About this exercise: Your answer must be the line holding "Enumerate this screenshot's" followed by every later line through the end of the entries, exactly as written.

** Opening Available data block **

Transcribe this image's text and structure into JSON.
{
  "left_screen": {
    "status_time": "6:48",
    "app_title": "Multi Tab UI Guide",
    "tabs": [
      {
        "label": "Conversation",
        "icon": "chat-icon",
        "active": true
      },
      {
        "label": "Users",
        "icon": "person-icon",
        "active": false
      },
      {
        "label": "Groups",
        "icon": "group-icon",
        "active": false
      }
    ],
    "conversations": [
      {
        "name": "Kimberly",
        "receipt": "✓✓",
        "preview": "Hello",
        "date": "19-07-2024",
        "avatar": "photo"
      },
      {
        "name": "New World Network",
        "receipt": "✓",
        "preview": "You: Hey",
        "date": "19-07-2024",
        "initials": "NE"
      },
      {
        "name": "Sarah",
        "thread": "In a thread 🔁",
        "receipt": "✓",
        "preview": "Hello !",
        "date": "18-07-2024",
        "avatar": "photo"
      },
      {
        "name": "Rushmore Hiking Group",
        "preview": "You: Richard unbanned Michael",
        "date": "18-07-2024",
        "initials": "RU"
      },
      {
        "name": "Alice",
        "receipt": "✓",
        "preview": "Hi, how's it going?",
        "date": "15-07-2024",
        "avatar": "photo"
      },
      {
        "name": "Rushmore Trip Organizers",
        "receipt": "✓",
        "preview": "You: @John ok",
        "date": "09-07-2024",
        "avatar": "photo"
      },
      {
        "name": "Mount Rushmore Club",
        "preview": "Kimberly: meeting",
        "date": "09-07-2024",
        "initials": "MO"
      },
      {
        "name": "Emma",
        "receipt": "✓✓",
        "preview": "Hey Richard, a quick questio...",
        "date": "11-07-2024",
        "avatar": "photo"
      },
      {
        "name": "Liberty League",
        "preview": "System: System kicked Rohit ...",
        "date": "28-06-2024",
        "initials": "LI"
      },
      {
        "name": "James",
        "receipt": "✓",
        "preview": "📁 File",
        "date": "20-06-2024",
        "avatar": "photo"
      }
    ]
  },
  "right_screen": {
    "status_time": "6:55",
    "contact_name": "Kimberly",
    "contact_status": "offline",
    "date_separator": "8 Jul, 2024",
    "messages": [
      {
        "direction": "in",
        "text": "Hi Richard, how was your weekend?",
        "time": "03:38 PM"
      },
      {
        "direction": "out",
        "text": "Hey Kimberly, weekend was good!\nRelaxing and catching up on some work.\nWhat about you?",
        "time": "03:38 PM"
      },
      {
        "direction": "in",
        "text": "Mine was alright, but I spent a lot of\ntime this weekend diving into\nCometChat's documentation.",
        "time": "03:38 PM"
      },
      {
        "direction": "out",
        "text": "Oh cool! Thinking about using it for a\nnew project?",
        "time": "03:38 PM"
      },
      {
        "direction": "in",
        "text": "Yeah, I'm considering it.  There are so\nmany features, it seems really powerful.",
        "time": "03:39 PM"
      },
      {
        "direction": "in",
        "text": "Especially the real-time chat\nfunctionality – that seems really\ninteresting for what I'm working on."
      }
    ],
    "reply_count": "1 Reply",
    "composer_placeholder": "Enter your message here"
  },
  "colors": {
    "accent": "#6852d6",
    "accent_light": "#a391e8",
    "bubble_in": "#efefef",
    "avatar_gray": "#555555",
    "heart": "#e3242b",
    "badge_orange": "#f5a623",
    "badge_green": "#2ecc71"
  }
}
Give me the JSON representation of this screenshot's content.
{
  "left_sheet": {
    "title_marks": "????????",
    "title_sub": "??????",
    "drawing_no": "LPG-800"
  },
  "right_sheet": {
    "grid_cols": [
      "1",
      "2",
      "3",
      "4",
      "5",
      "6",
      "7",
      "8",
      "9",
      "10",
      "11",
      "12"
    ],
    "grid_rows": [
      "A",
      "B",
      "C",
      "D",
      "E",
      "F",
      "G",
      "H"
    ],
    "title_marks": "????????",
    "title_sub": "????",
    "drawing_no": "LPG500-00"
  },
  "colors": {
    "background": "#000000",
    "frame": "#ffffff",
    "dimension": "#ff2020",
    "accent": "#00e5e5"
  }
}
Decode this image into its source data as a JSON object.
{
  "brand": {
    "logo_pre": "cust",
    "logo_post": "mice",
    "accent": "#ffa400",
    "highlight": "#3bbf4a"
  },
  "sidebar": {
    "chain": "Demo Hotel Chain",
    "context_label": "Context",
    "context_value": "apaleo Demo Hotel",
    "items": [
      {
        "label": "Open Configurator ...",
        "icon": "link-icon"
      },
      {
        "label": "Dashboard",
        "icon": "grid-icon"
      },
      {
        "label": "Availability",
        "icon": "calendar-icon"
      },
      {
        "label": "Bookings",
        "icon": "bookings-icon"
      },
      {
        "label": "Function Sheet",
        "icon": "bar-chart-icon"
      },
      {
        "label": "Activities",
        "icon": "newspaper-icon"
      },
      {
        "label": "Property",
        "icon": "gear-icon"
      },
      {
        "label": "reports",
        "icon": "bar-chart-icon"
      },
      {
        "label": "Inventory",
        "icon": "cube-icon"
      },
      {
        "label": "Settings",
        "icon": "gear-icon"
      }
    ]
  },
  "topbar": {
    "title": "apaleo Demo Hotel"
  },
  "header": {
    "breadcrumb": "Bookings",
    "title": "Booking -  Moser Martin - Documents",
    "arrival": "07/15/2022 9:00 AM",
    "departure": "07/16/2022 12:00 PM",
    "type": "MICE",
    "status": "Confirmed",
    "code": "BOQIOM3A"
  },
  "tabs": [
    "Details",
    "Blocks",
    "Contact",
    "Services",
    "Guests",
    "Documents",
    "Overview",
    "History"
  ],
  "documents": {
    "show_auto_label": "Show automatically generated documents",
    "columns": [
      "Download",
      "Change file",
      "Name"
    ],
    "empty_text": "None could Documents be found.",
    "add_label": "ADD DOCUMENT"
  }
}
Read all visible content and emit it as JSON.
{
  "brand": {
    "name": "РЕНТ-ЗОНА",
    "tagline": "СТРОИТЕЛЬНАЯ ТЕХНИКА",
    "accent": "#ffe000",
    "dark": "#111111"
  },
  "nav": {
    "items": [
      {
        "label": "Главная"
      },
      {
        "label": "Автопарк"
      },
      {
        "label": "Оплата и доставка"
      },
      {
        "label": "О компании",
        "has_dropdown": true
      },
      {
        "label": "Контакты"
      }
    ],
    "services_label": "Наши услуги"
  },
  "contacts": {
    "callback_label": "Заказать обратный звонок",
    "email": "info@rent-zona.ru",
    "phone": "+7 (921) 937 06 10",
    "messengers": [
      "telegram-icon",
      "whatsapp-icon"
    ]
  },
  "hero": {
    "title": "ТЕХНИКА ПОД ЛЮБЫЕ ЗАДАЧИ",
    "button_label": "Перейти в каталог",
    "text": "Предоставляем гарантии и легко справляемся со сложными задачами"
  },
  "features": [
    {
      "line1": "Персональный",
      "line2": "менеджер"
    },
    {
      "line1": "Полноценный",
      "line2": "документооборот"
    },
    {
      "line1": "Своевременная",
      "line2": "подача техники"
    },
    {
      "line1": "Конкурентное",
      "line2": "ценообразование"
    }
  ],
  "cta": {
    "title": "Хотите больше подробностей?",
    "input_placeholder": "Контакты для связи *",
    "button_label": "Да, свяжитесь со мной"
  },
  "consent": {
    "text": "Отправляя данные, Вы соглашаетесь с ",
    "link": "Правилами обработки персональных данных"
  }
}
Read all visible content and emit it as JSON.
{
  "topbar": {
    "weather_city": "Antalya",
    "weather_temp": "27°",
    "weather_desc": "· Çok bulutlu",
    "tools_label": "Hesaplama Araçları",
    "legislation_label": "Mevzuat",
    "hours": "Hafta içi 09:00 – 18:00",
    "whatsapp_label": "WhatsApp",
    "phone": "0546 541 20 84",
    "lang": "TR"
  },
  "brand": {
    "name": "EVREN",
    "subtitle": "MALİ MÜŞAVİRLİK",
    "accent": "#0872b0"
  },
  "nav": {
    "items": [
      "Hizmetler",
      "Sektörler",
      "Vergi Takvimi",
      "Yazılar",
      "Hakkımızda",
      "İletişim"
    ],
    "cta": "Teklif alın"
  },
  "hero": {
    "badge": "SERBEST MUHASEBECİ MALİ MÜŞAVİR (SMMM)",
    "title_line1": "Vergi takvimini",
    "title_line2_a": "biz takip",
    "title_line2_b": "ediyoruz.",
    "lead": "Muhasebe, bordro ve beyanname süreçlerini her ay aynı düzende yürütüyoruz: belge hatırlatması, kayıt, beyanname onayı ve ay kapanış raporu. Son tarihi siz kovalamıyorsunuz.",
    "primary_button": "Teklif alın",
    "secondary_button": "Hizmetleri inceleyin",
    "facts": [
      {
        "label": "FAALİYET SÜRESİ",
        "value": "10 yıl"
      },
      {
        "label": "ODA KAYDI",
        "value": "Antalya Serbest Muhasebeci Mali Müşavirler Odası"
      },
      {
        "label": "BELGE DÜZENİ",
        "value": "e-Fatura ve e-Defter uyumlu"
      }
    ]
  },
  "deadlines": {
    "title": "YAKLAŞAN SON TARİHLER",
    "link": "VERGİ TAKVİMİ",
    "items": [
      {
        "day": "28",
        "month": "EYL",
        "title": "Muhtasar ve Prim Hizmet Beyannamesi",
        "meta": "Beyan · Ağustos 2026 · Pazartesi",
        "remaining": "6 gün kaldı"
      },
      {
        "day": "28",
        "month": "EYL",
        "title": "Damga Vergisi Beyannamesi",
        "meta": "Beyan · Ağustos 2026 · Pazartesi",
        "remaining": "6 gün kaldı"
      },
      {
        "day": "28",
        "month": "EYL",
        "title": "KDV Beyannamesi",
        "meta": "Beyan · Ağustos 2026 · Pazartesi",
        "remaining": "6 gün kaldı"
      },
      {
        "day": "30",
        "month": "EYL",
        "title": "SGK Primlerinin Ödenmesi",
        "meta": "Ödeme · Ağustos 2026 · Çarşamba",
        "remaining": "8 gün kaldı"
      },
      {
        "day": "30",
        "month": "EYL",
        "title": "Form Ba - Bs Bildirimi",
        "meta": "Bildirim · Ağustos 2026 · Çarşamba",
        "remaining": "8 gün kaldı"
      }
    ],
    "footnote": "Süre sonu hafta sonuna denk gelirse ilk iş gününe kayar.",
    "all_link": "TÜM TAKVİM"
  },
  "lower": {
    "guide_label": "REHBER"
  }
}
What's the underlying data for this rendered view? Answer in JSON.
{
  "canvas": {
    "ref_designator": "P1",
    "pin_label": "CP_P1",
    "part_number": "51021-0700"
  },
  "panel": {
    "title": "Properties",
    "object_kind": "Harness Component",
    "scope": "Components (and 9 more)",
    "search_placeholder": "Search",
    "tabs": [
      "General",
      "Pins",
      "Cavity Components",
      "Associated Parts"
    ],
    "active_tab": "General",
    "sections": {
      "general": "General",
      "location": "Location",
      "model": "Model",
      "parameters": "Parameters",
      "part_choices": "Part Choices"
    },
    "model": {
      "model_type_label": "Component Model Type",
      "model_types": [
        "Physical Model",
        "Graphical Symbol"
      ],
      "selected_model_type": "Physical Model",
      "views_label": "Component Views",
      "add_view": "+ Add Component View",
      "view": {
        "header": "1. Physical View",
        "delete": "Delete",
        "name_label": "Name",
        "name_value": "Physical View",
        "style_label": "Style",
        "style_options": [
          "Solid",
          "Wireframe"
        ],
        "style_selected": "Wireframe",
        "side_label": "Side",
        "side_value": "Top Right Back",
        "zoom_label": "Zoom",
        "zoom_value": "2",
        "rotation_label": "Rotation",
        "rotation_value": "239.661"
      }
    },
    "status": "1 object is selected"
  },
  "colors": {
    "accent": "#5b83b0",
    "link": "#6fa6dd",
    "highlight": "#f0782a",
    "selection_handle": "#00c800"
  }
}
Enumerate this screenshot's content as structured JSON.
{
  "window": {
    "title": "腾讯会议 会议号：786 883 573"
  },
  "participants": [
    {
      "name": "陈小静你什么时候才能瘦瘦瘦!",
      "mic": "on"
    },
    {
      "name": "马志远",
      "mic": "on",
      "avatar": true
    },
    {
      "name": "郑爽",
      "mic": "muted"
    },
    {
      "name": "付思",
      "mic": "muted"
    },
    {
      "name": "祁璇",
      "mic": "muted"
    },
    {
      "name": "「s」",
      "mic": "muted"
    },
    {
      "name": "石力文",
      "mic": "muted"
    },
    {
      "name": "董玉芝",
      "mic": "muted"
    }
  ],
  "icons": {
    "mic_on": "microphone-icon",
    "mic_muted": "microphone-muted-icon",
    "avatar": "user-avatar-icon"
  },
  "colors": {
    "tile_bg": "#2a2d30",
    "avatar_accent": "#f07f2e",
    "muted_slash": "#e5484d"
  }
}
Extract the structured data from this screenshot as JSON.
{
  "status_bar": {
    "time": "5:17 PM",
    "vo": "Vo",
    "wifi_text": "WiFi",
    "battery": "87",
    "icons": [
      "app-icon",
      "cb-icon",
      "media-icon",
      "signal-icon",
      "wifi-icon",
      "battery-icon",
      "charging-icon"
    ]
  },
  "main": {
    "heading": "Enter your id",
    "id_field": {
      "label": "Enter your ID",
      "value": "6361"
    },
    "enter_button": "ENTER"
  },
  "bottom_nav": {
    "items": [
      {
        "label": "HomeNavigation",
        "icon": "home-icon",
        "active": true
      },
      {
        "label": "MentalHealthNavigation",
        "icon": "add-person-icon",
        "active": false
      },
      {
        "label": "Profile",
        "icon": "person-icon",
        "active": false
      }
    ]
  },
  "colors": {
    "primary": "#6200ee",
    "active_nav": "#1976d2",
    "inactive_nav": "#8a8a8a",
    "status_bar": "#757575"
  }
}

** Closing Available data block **

Solution to this problem:
Enumerate this screenshot's content as structured JSON.
{
  "window": {
    "title": "腾讯会议 会议号：786 883 573"
  },
  "participants": [
    {
      "name": "陈小静你什么时候才能瘦瘦瘦!",
      "mic": "on"
    },
    {
      "name": "马志远",
      "mic": "on",
      "avatar": true
    },
    {
      "name": "郑爽",
      "mic": "muted"
    },
    {
      "name": "付思",
      "mic": "muted"
    },
    {
      "name": "祁璇",
      "mic": "muted"
    },
    {
      "name": "「s」",
      "mic": "muted"
    },
    {
      "name": "石力文",
      "mic": "muted"
    },
    {
      "name": "董玉芝",
      "mic": "muted"
    }
  ],
  "icons": {
    "mic_on": "microphone-icon",
    "mic_muted": "microphone-muted-icon",
    "avatar": "user-avatar-icon"
  },
  "colors": {
    "tile_bg": "#2a2d30",
    "avatar_accent": "#f07f2e",
    "muted_slash": "#e5484d"
  }
}
Extract the structured data from this screenshot as JSON.
{
  "status_bar": {
    "time": "5:17 PM",
    "vo": "Vo",
    "wifi_text": "WiFi",
    "battery": "87",
    "icons": [
      "app-icon",
      "cb-icon",
      "media-icon",
      "signal-icon",
      "wifi-icon",
      "battery-icon",
      "charging-icon"
    ]
  },
  "main": {
    "heading": "Enter your id",
    "id_field": {
      "label": "Enter your ID",
      "value": "6361"
    },
    "enter_button": "ENTER"
  },
  "bottom_nav": {
    "items": [
      {
        "label": "HomeNavigation",
        "icon": "home-icon",
        "active": true
      },
      {
        "label": "MentalHealthNavigation",
        "icon": "add-person-icon",
        "active": false
      },
      {
        "label": "Profile",
        "icon": "person-icon",
        "active": false
      }
    ]
  },
  "colors": {
    "primary": "#6200ee",
    "active_nav": "#1976d2",
    "inactive_nav": "#8a8a8a",
    "status_bar": "#757575"
  }
}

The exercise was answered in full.